The Trinity series will address the representation of disability in the works of several well-known writers including Charles Dickens and Christy Brown, above
How disability is represented in children’s literature will be explored at a public talk in Trinity College Dublin next Monday, January 13th, at 7pm in the Trinity Long Room Hub. The talk is the first of seven free public talks which will analyse how disability has been written about in literature.
Dr Paul Delaney, assistant professor in English, said: “In Irish and international literature disability is typically represented in terms of shame, punishment, evil, lack or pity and it is unusual for a main character to be a person with disabilities. However, more than one billion people currently live with disability around the world and their representation has critical impact on their stigma and marginalisation. This series will explore some of these traditional patterns of representation. It will also engage with positive images of disabled people in literature, by disabled and non-disabled writers. By exploring how disability is represented in literature and by analysing works by disabled and non-disabled writers the series seeks to place issues of disability and writing central stage.”
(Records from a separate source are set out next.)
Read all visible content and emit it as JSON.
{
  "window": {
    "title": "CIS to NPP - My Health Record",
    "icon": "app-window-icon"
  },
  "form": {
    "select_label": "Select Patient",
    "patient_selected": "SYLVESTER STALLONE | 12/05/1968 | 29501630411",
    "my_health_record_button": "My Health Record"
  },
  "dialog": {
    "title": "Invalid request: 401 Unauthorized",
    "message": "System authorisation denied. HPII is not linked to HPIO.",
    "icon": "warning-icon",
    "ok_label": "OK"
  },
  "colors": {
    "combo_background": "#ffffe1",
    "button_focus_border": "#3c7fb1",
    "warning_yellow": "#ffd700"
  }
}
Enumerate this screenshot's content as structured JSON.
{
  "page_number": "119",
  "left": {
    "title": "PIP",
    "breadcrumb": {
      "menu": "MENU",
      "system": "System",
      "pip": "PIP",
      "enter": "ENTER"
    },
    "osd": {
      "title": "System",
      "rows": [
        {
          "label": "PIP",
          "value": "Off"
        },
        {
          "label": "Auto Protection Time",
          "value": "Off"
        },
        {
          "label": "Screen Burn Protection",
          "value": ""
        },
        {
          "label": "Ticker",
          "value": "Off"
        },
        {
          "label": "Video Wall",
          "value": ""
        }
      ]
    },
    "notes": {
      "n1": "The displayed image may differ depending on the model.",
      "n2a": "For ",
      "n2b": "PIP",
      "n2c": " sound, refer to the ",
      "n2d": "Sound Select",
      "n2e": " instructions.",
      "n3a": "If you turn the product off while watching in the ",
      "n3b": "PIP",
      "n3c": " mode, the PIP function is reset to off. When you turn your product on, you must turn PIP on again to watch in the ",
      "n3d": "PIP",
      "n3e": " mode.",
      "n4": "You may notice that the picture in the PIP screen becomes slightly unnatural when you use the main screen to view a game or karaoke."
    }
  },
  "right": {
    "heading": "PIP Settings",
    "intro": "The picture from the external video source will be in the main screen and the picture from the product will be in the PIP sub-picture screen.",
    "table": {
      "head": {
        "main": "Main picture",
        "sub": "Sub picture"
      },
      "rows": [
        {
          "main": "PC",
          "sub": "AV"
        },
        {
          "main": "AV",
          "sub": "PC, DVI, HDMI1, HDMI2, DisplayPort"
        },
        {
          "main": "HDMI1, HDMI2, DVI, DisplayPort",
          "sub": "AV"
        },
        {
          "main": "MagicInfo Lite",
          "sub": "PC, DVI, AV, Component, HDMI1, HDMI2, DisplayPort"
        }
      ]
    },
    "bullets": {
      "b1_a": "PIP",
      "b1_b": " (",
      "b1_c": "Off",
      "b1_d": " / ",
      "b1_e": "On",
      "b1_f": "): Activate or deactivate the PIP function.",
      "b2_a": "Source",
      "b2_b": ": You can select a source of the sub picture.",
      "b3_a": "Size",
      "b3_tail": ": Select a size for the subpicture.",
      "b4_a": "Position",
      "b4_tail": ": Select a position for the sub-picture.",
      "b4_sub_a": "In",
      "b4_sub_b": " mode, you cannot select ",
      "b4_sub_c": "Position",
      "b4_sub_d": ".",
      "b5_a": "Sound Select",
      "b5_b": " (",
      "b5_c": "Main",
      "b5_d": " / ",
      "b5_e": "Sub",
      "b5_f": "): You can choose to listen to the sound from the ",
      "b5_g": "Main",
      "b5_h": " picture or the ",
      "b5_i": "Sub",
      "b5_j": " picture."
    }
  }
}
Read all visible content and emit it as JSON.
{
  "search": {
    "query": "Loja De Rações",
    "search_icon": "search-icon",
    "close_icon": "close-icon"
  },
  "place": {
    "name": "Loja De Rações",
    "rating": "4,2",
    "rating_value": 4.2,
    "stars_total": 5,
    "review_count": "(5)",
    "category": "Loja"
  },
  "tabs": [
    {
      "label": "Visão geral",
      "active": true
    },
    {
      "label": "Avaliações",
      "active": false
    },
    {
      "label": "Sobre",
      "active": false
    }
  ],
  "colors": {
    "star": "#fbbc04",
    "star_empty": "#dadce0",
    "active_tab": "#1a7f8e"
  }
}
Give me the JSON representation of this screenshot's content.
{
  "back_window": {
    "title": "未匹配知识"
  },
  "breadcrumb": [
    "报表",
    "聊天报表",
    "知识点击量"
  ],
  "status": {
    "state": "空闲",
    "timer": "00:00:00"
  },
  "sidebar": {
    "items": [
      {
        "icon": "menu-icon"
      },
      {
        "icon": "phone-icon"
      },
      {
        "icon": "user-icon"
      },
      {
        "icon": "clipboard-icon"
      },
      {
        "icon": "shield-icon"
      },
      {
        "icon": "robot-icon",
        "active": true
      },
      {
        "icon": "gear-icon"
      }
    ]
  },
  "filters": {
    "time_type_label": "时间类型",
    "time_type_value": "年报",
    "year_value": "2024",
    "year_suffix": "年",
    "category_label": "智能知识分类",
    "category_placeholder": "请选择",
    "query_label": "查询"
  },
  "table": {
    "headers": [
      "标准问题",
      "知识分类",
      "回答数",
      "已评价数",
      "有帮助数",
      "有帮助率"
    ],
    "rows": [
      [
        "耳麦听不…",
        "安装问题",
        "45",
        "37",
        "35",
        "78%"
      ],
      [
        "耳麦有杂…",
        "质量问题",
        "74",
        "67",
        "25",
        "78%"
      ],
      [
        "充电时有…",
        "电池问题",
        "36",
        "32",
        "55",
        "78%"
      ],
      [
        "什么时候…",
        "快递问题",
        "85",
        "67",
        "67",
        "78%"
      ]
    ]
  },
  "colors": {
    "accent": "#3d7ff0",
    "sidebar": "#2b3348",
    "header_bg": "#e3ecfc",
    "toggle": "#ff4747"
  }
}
Organised by Trinity’s School of English in conjunction with Trinity’s MSc in Disability Studies, the Disability and Literature lecture series will feature contributions from Trinity academics from the School of English and the National Institute for Intellectual Disability (School of Social Work and Social Policy) as well as the Centre for Deaf Studies. The series will also include speakers from the Disability Federation of Ireland, Arts & Disability Ireland and from the field of the contemporary arts.
The series will begin with a talk on children’s literature and disability with contributions from children’s author and former Laureate na nÓg Siobhan Parkinson, Dr Amanda Piesse, associate professor in English, Trinity, and Audrey Baker, St Patrick’s College, Drumcondra.
Other lectures will address the representation of disability in war writing, deaf people and literature as well as the representation of disability in the works of several well-known writers including Charles Dickens and Christy Brown.
The closing talk on Monday, February 7th will feature readings by contemporary disabled Irish artists. All talks will be signed by an ISL interpreter.